**Task to carry out**
The reply should hold every line of the data below, unchanged, and none of the pictures.

____________

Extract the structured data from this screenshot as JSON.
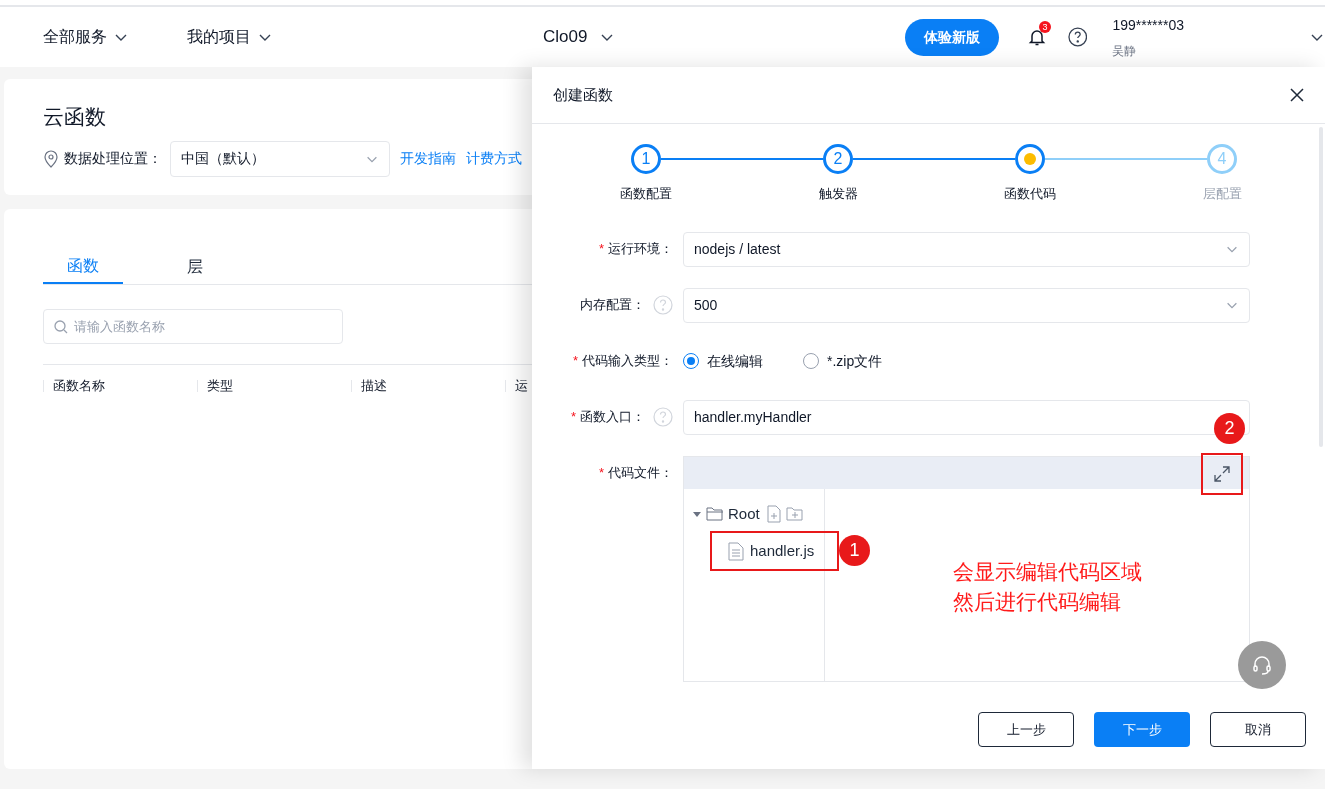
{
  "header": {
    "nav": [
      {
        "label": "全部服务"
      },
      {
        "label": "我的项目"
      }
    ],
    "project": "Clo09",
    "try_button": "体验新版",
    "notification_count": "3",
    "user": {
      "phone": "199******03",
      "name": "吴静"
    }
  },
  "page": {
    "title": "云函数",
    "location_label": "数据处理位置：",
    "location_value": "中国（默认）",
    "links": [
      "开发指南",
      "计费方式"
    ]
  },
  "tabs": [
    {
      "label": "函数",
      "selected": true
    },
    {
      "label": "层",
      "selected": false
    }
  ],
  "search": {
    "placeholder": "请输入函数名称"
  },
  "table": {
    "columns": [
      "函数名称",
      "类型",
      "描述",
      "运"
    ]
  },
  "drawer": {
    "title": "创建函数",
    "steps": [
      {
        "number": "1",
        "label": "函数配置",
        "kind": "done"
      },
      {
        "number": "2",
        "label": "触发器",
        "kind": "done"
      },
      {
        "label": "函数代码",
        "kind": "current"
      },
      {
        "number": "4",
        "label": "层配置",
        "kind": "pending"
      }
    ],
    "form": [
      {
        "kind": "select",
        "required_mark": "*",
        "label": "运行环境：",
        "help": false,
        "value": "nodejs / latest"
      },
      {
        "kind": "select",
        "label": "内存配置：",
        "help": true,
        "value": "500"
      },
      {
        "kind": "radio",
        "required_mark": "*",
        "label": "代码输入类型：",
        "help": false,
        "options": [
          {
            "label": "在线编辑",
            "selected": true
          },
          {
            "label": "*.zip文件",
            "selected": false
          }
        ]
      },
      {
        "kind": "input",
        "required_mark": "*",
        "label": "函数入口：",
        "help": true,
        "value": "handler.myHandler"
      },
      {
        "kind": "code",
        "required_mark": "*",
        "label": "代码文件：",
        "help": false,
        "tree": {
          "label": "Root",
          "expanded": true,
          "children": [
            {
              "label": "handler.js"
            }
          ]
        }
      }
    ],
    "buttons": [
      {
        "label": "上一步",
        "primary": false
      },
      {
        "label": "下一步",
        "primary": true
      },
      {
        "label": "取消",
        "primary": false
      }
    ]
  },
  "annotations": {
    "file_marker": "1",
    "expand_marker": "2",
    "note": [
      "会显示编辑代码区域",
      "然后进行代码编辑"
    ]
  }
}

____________

**Output of the task**
Extract the structured data from this screenshot as JSON.
{
  "header": {
    "nav": [
      {
        "label": "全部服务"
      },
      {
        "label": "我的项目"
      }
    ],
    "project": "Clo09",
    "try_button": "体验新版",
    "notification_count": "3",
    "user": {
      "phone": "199******03",
      "name": "吴静"
    }
  },
  "page": {
    "title": "云函数",
    "location_label": "数据处理位置：",
    "location_value": "中国（默认）",
    "links": [
      "开发指南",
      "计费方式"
    ]
  },
  "tabs": [
    {
      "label": "函数",
      "selected": true
    },
    {
      "label": "层",
      "selected": false
    }
  ],
  "search": {
    "placeholder": "请输入函数名称"
  },
  "table": {
    "columns": [
      "函数名称",
      "类型",
      "描述",
      "运"
    ]
  },
  "drawer": {
    "title": "创建函数",
    "steps": [
      {
        "number": "1",
        "label": "函数配置",
        "kind": "done"
      },
      {
        "number": "2",
        "label": "触发器",
        "kind": "done"
      },
      {
        "label": "函数代码",
        "kind": "current"
      },
      {
        "number": "4",
        "label": "层配置",
        "kind": "pending"
      }
    ],
    "form": [
      {
        "kind": "select",
        "required_mark": "*",
        "label": "运行环境：",
        "help": false,
        "value": "nodejs / latest"
      },
      {
        "kind": "select",
        "label": "内存配置：",
        "help": true,
        "value": "500"
      },
      {
        "kind": "radio",
        "required_mark": "*",
        "label": "代码输入类型：",
        "help": false,
        "options": [
          {
            "label": "在线编辑",
            "selected": true
          },
          {
            "label": "*.zip文件",
            "selected": false
          }
        ]
      },
      {
        "kind": "input",
        "required_mark": "*",
        "label": "函数入口：",
        "help": true,
        "value": "handler.myHandler"
      },
      {
        "kind": "code",
        "required_mark": "*",
        "label": "代码文件：",
        "help": false,
        "tree": {
          "label": "Root",
          "expanded": true,
          "children": [
            {
              "label": "handler.js"
            }
          ]
        }
      }
    ],
    "buttons": [
      {
        "label": "上一步",
        "primary": false
      },
      {
        "label": "下一步",
        "primary": true
      },
      {
        "label": "取消",
        "primary": false
      }
    ]
  },
  "annotations": {
    "file_marker": "1",
    "expand_marker": "2",
    "note": [
      "会显示编辑代码区域",
      "然后进行代码编辑"
    ]
  }
}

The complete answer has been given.